▶ PROVIDED ENTRIES:
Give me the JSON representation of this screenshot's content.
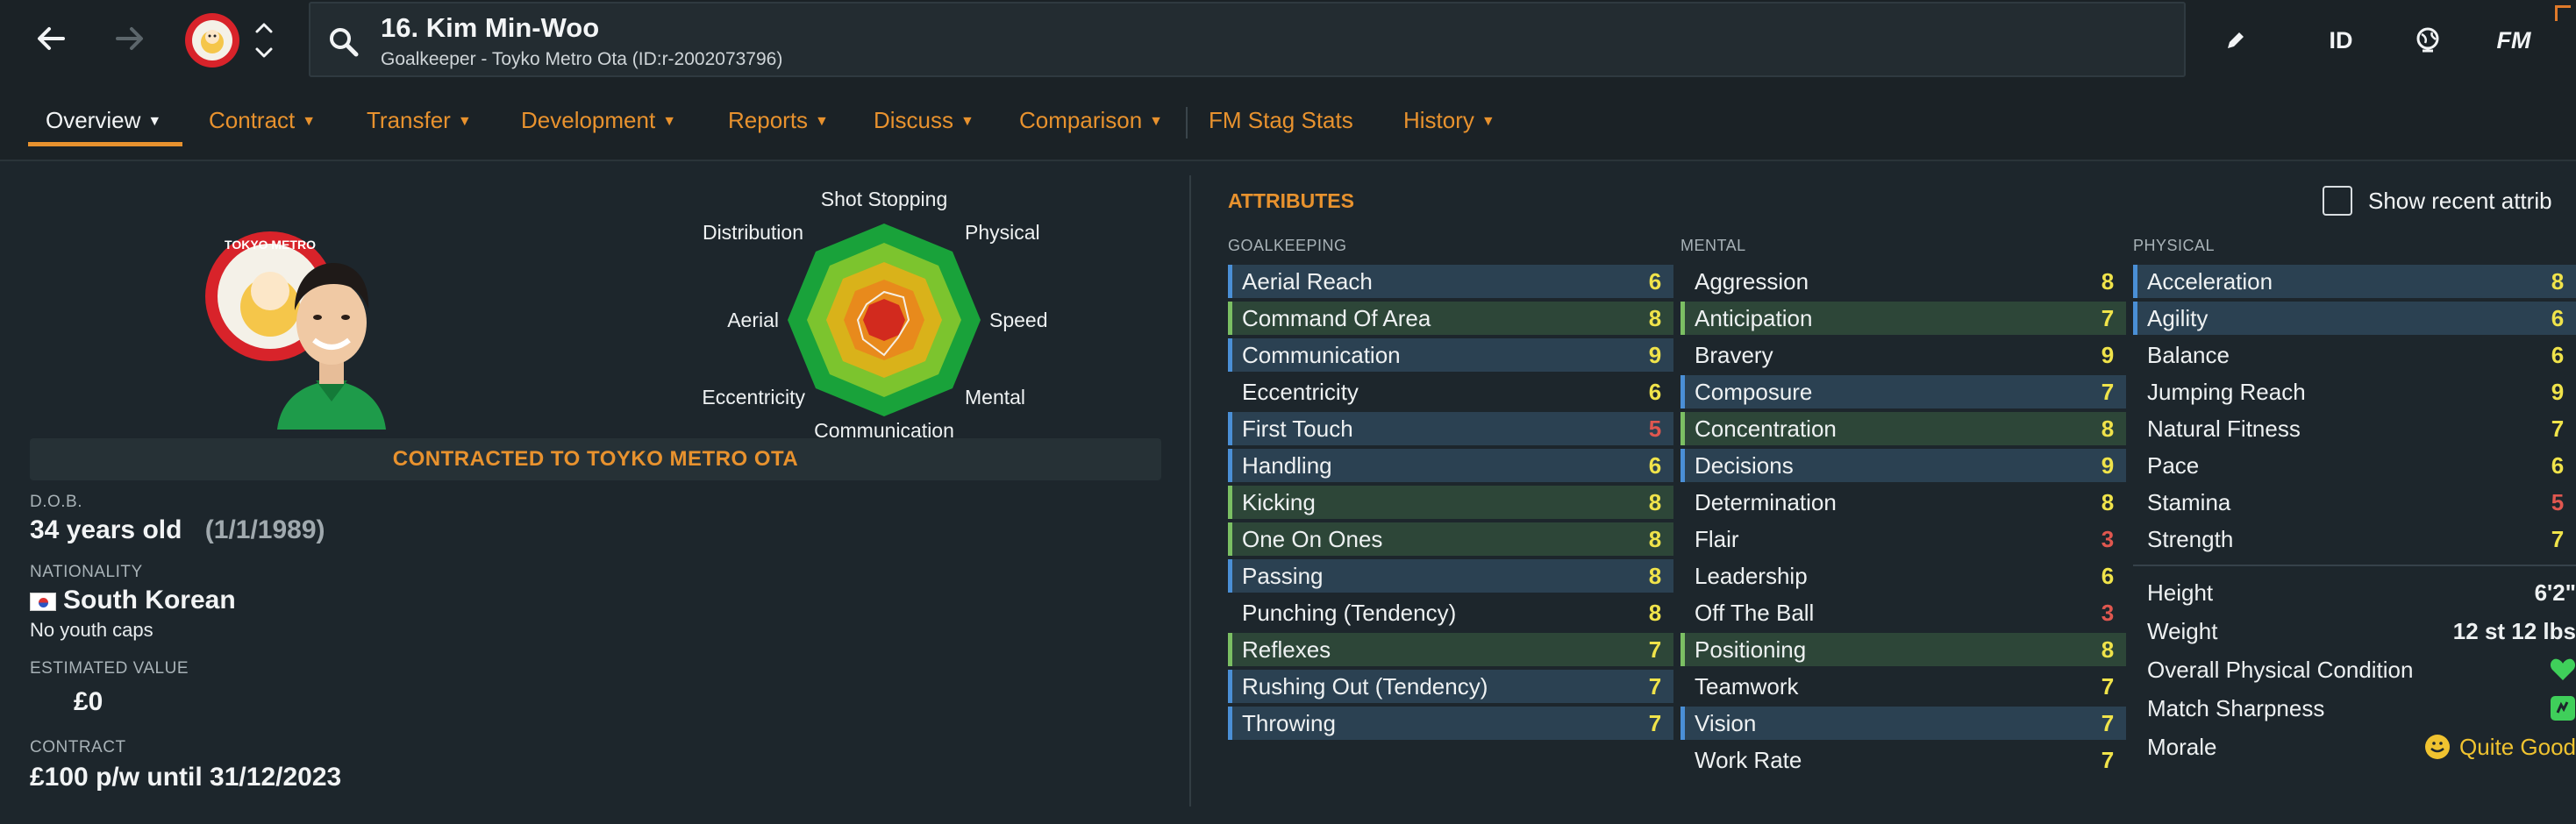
{
  "header": {
    "title": "16. Kim Min-Woo",
    "subtitle": "Goalkeeper - Toyko Metro Ota (ID:r-2002073796)",
    "right_icons": [
      "edit-icon",
      "ID",
      "world-icon",
      "FM"
    ]
  },
  "tabs": [
    {
      "label": "Overview",
      "active": true
    },
    {
      "label": "Contract"
    },
    {
      "label": "Transfer"
    },
    {
      "label": "Development"
    },
    {
      "label": "Reports"
    },
    {
      "label": "Discuss"
    },
    {
      "label": "Comparison"
    },
    {
      "label": "FM Stag Stats"
    },
    {
      "label": "History"
    }
  ],
  "radar": {
    "labels": {
      "top": "Shot Stopping",
      "top_right": "Physical",
      "right": "Speed",
      "bottom_right": "Mental",
      "bottom": "Communication",
      "bottom_left": "Eccentricity",
      "left": "Aerial",
      "top_left": "Distribution"
    }
  },
  "profile": {
    "contract_banner": "CONTRACTED TO TOYKO METRO OTA",
    "dob_label": "D.O.B.",
    "age": "34 years old",
    "dob": "(1/1/1989)",
    "nationality_label": "NATIONALITY",
    "nationality": "South Korean",
    "youth_caps": "No youth caps",
    "value_label": "ESTIMATED VALUE",
    "value": "£0",
    "contract_label": "CONTRACT",
    "contract": "£100 p/w until 31/12/2023"
  },
  "attributes": {
    "title": "ATTRIBUTES",
    "show_recent": "Show recent attrib",
    "goalkeeping_label": "GOALKEEPING",
    "mental_label": "MENTAL",
    "physical_label": "PHYSICAL",
    "goalkeeping": [
      {
        "name": "Aerial Reach",
        "value": "6"
      },
      {
        "name": "Command Of Area",
        "value": "8"
      },
      {
        "name": "Communication",
        "value": "9"
      },
      {
        "name": "Eccentricity",
        "value": "6"
      },
      {
        "name": "First Touch",
        "value": "5"
      },
      {
        "name": "Handling",
        "value": "6"
      },
      {
        "name": "Kicking",
        "value": "8"
      },
      {
        "name": "One On Ones",
        "value": "8"
      },
      {
        "name": "Passing",
        "value": "8"
      },
      {
        "name": "Punching (Tendency)",
        "value": "8"
      },
      {
        "name": "Reflexes",
        "value": "7"
      },
      {
        "name": "Rushing Out (Tendency)",
        "value": "7"
      },
      {
        "name": "Throwing",
        "value": "7"
      }
    ],
    "mental": [
      {
        "name": "Aggression",
        "value": "8"
      },
      {
        "name": "Anticipation",
        "value": "7"
      },
      {
        "name": "Bravery",
        "value": "9"
      },
      {
        "name": "Composure",
        "value": "7"
      },
      {
        "name": "Concentration",
        "value": "8"
      },
      {
        "name": "Decisions",
        "value": "9"
      },
      {
        "name": "Determination",
        "value": "8"
      },
      {
        "name": "Flair",
        "value": "3"
      },
      {
        "name": "Leadership",
        "value": "6"
      },
      {
        "name": "Off The Ball",
        "value": "3"
      },
      {
        "name": "Positioning",
        "value": "8"
      },
      {
        "name": "Teamwork",
        "value": "7"
      },
      {
        "name": "Vision",
        "value": "7"
      },
      {
        "name": "Work Rate",
        "value": "7"
      }
    ],
    "physical": [
      {
        "name": "Acceleration",
        "value": "8"
      },
      {
        "name": "Agility",
        "value": "6"
      },
      {
        "name": "Balance",
        "value": "6"
      },
      {
        "name": "Jumping Reach",
        "value": "9"
      },
      {
        "name": "Natural Fitness",
        "value": "7"
      },
      {
        "name": "Pace",
        "value": "6"
      },
      {
        "name": "Stamina",
        "value": "5"
      },
      {
        "name": "Strength",
        "value": "7"
      }
    ],
    "info": {
      "height_label": "Height",
      "height": "6'2\"",
      "weight_label": "Weight",
      "weight": "12 st 12 lbs",
      "condition_label": "Overall Physical Condition",
      "sharpness_label": "Match Sharpness",
      "morale_label": "Morale",
      "morale": "Quite Good"
    }
  },
  "colors": {
    "accent": "#e8922e",
    "value_high": "#f0e34a",
    "value_low": "#e0574f",
    "highlight_blue": "#4a8fd6",
    "highlight_green": "#7bbf63"
  }
}
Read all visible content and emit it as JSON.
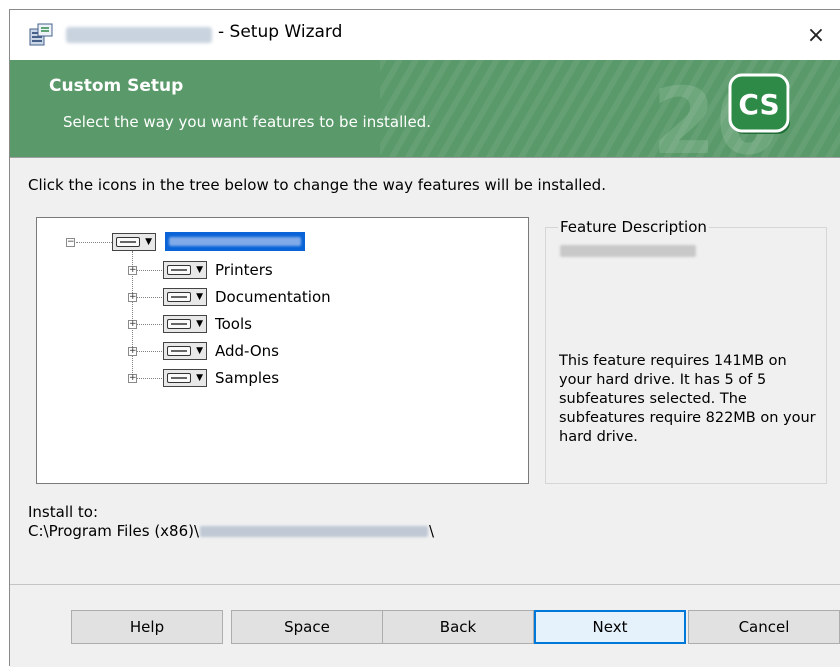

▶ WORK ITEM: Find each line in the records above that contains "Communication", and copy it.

▶ WRITTEN SOLUTION:
      "bottom": "Communication",
        "name": "Communication",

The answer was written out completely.